▶ [Exercise data]
★ ★ ★ ★ ★
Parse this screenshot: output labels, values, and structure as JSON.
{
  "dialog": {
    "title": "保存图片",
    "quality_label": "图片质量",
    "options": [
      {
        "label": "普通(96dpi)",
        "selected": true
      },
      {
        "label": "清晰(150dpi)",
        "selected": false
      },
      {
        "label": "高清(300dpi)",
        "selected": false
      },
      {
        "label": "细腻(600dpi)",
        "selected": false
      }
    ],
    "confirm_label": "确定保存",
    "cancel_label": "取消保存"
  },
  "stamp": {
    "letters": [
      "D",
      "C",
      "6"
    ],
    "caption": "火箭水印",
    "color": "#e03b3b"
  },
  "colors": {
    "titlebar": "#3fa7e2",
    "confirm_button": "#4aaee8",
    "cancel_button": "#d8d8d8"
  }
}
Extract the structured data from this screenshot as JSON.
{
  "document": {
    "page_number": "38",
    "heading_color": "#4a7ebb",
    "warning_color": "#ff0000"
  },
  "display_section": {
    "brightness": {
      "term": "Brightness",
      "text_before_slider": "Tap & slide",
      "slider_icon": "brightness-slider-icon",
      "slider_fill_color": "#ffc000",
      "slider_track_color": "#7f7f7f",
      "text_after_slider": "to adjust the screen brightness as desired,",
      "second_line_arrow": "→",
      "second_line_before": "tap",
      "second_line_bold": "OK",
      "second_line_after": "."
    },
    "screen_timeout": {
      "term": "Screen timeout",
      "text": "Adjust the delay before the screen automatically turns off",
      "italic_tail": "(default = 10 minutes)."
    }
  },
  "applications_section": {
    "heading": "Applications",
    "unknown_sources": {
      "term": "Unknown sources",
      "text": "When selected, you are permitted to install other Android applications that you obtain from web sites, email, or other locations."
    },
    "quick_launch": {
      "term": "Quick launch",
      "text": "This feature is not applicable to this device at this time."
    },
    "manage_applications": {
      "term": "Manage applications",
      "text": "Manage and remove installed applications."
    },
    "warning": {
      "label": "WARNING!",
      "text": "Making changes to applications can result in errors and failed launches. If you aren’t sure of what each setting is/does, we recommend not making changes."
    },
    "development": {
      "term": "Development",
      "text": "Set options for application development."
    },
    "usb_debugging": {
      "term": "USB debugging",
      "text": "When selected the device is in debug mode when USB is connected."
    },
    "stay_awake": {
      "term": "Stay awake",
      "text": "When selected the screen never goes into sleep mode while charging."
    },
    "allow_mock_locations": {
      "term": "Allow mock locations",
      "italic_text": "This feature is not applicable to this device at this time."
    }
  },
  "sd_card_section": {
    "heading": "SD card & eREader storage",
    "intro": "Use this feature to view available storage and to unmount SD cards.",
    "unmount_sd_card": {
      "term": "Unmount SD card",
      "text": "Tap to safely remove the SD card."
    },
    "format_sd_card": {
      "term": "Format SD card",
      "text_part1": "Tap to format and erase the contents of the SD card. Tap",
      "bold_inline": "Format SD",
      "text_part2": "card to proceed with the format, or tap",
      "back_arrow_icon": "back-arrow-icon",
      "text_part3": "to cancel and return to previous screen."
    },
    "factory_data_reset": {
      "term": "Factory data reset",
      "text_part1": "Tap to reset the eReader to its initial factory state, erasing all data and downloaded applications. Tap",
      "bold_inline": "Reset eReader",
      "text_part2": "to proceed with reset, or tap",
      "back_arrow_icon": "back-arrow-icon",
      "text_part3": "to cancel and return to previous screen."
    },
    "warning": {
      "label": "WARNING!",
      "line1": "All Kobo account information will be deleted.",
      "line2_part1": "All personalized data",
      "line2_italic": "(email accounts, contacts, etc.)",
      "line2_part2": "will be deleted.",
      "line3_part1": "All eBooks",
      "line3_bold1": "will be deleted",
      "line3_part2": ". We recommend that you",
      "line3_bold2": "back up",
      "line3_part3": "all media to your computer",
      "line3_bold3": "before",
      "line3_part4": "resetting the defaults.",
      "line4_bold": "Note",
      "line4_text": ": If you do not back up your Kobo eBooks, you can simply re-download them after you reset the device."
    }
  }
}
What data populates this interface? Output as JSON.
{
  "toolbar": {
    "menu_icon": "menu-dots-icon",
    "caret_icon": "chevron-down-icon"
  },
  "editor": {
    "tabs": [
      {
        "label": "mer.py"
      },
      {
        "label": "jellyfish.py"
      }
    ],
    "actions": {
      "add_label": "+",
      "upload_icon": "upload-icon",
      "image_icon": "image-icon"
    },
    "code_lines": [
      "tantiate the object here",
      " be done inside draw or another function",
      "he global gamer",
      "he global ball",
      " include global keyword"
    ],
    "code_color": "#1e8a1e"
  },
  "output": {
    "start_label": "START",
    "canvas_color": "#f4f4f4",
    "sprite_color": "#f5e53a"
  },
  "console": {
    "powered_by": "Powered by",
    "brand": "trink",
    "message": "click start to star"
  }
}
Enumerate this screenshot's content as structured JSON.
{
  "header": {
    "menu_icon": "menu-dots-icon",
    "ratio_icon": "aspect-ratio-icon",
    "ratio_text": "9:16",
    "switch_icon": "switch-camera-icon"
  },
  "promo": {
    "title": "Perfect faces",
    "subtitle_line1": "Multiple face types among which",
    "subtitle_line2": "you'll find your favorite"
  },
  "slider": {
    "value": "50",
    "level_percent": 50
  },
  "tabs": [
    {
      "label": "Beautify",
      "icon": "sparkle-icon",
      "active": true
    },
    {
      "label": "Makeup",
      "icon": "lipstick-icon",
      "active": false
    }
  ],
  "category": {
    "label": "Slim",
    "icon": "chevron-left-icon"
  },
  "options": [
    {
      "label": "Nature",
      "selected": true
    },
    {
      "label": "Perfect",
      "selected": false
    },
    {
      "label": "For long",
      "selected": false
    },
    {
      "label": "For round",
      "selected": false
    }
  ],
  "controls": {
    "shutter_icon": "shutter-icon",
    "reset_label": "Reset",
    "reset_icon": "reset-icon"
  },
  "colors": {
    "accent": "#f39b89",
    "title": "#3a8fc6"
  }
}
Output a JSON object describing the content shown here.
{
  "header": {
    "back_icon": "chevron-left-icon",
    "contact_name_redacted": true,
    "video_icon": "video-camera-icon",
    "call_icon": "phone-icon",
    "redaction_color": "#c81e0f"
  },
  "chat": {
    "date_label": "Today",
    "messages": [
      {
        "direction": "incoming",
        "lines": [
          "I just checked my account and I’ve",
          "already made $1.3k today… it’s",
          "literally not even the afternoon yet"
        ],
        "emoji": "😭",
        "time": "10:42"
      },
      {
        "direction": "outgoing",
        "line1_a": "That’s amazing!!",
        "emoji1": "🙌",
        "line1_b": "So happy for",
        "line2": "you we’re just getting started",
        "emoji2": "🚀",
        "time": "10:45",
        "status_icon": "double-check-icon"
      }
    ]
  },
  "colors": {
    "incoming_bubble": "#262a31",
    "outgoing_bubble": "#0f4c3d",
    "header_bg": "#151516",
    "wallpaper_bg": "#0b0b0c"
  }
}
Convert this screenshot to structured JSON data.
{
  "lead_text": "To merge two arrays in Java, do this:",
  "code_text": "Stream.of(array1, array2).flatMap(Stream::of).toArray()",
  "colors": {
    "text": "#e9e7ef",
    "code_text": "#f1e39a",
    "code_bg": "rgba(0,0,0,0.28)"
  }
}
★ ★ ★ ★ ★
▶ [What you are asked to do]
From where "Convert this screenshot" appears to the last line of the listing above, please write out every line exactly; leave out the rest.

▶ [Worked solution]
Convert this screenshot to structured JSON data.
{
  "lead_text": "To merge two arrays in Java, do this:",
  "code_text": "Stream.of(array1, array2).flatMap(Stream::of).toArray()",
  "colors": {
    "text": "#e9e7ef",
    "code_text": "#f1e39a",
    "code_bg": "rgba(0,0,0,0.28)"
  }
}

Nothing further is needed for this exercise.